As a corporation, The Home Depot incurs income tax on earnings and therefore incurs a liability (debt to the IRS) for the unpaid portion at the end of the year (or if the company expects a refund from overpayment, a current asset.)

Current Portions of Long-Term Debt

Accountants move any portion of long-term debt that becomes due within the next year to the current liability section of the balance sheet. For instance, assume a company signed a series of 10 individual notes payable for $10,000 each; beginning in the 6th year, one comes due each year through the 15th year. Beginning in the 5th year, an accountant would move a $10,000 note from the long-term liability category to the current liability category on the balance sheet. The current portion would then be paid within one year.

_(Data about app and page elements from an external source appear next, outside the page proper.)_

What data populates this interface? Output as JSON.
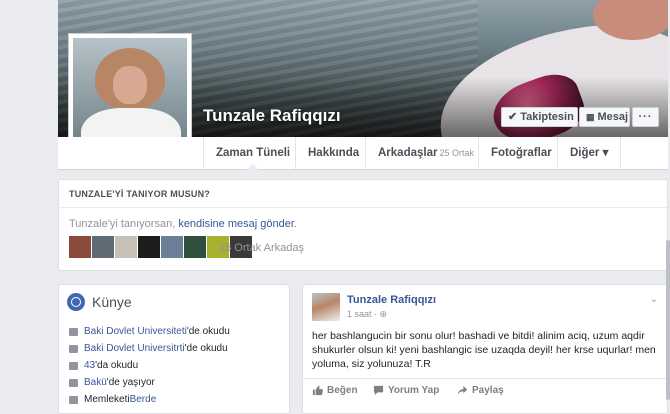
{
  "profile": {
    "name": "Tunzale Rafiqqızı",
    "follow_label": "Takiptesin",
    "message_label": "Mesaj",
    "more_label": "···"
  },
  "nav": {
    "timeline": "Zaman Tüneli",
    "about": "Hakkında",
    "friends": "Arkadaşlar",
    "friends_count": "25 Ortak",
    "photos": "Fotoğraflar",
    "more": "Diğer ▾"
  },
  "know": {
    "title": "TUNZALE'Yİ TANIYOR MUSUN?",
    "text_prefix": "Tunzale'yi tanıyorsan, ",
    "link": "kendisine mesaj gönder",
    "text_suffix": ".",
    "mutual_count": "25 Ortak Arkadaş",
    "mutual_colors": [
      "#8b4b3b",
      "#5f6b75",
      "#c7c0b6",
      "#1d1d1d",
      "#6b7f96",
      "#2f4f3f",
      "#a8b030",
      "#3a3a3a"
    ]
  },
  "intro": {
    "title": "Künye",
    "items": [
      {
        "link": "Baki Dovlet Universiteti",
        "suffix": "'de okudu"
      },
      {
        "link": "Baki Dovlet Universitrti",
        "suffix": "'de okudu"
      },
      {
        "link": "43",
        "suffix": "'da okudu"
      },
      {
        "link": "Bakü",
        "suffix": "'de yaşıyor"
      },
      {
        "prefix": "Memleketi ",
        "link": "Berde"
      }
    ]
  },
  "post": {
    "author": "Tunzale Rafiqqızı",
    "time": "1 saat · ",
    "text": "her bashlangucin bir sonu olur! bashadi ve bitdi! alinim aciq, uzum aqdir shukurler olsun ki! yeni bashlangic ise uzaqda deyil! her krse uqurlar! men yoluma, siz yolunuza! T.R",
    "like": "Beğen",
    "comment": "Yorum Yap",
    "share": "Paylaş"
  }
}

There are two kinds of leases: operating, and financing. Leases that are basically financing the acquisition of an asset are usually classified as long-term debt. Operating leases, as we saw in the section on noncurrent assets, can create both an asset (right-of-use) and a liability (debt to the leasing company).

Other Accrued Expenses

To accrue something means to add it, so other accrued expenses could be things like interest expense on debt that hasn’t yet been paid, product warranties, and even probable settlements of lawsuits. They would be anything else that fit the FASB’s definition of a liability:

probable future sacrifices of economic benefits arising from present obligations of a particular entity to transfer assets or provide services to other entities in the future as a result of past transactions or events.

Anything not clearly a current liability is a noncurrent liability and will be covered in the next section, but in general that category includes: long-term notes payable, minus the current portion; long-term lease obligations; bonds payable; and deferred taxes.

A deferred tax liability arises when the current taxes calculated on net income are different than the actual tax being paid to the IRS because of timing differences. The most common timing difference arises when a company uses straight-line depreciation for financial accounting purposes but accelerated cost recovery (a form of double-declining-balance) for taxes, since the Internal Revenue Code requires companies to use ACRS (Accelerated Cost Recovery System).

Also, if the company had an obligation to pay employees a pension or other post-retirement benefits such as health care, those items would be mostly long-term liabilities.

in millions, except per share data February 2, 2020 February 3, 2019
       Total current liabilities Single line
Single line
Long-term debt, excluding current installments Single line28,670 Single line26,807
Long-term operating lease liabilities 5,066
Deferred income taxes 706 491
Other long-term liabilities 1,535 1,867
          Total liabilities Single line
Single line
Single line Single line


Here is a quick review of current liabilities:

You can view the transcript for “12 – Current Liabilities” here (opens in new window).